This is some provocative theology. It’s telling that McCabe does object to the conflation of his position with “humanist reductionism.” He’s aware of how his remarks might be received. My question, though, is, does his disclaimer suffice to ward off the allegation? Is it not possible to fall victim to precisely the error one is trying to oppose?

The nearest I can get to making McCabe’s line of thought more easily digestible is by reading it alongside remarks like the following.

  • Nicholas Lash

What does God look like? The Archangel Raphael, you will remember, suggested: ‘courage and truth and mercy and right action.’ We can now be a little more specific. God looks like the action of the ‘holy spirit’ that God is said to be: like forgiveness and non-violence, solidarity with the victims, the achievement of communion in the one world to which all of us belong. … according to the Christian story of the world, God also looks like a young man, tortured, strung up on a Roman gibbet.

from Holiness, Speech and Silence, (Ashgate, 2004), 44.

  • Irenaeus

“the glory of God is a living man [human being].”

from Against Heresies (bk 4; ch 20; §7).

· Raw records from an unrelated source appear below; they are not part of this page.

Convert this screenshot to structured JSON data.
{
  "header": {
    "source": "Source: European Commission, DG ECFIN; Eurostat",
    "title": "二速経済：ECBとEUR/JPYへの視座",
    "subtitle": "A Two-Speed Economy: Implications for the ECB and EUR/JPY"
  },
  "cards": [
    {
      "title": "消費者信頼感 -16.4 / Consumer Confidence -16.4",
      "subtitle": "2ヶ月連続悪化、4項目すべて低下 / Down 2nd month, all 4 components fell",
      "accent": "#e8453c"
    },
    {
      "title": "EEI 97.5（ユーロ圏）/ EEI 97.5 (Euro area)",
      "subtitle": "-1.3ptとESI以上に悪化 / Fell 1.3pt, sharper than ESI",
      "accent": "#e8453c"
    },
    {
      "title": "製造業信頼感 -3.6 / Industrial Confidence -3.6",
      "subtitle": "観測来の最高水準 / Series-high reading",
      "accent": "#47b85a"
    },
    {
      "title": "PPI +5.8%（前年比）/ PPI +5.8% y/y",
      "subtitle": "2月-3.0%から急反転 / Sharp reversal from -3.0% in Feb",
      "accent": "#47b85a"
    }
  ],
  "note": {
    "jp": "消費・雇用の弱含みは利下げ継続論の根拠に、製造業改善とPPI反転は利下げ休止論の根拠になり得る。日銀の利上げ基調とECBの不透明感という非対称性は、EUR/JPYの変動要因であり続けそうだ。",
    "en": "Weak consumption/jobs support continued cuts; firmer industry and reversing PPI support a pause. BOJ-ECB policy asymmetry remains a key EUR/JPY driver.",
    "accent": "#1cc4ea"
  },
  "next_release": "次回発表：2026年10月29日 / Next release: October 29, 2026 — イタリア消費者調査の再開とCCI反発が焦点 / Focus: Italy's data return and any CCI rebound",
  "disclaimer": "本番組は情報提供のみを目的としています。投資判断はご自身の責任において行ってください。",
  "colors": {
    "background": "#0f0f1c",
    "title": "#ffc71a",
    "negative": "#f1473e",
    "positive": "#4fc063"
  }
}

It’s standard fare in Christian theology to confess that human beings are made in the image of God. Often this doctrine is taken as a point of instruction about humanity, to the effect that humans enjoy a certain intrinsic dignity or set of natural powers. Though this isn’t his way of putting it, I take McCabe to be inquiring into the extent to which this doctrine also works in reverse. To what extent, that is, can humanity’s creation in the image of God, its endowed capacity to reflect divinity, instruct us about God? I think McCabe, Lash, and Irenaeus, in their own ways, are suggesting that attending to humanity–not necessarily on the terms of natural theology–can yield some knowledge of God. I don’t think this is a particularly original or controversial claim. To be sure, McCabe is also careful to add a point of christological determination: he isn’t interested in attending to humanity in some supposed natural state, or as limited by the scope of natural reason. Rather, he’s interested in the humanity of Christ and the human form of life as it stands informed by Christ’s mission and ministry. Not a trivial qualification! Nevertheless, I would still have questions for McCabe when it comes to his suggestion that talk of humanity could somehow provide an adequately evocative resource for all that our talk of God aims to accomplish. If we’re going to grant that reflection on creation can generate knowledge of God, it seems to me a curious decision to limit the scope of creation we would take into consideration. It’s just harder for me to imagine how even talk of glorified humanity could succeed talk of God without remainder.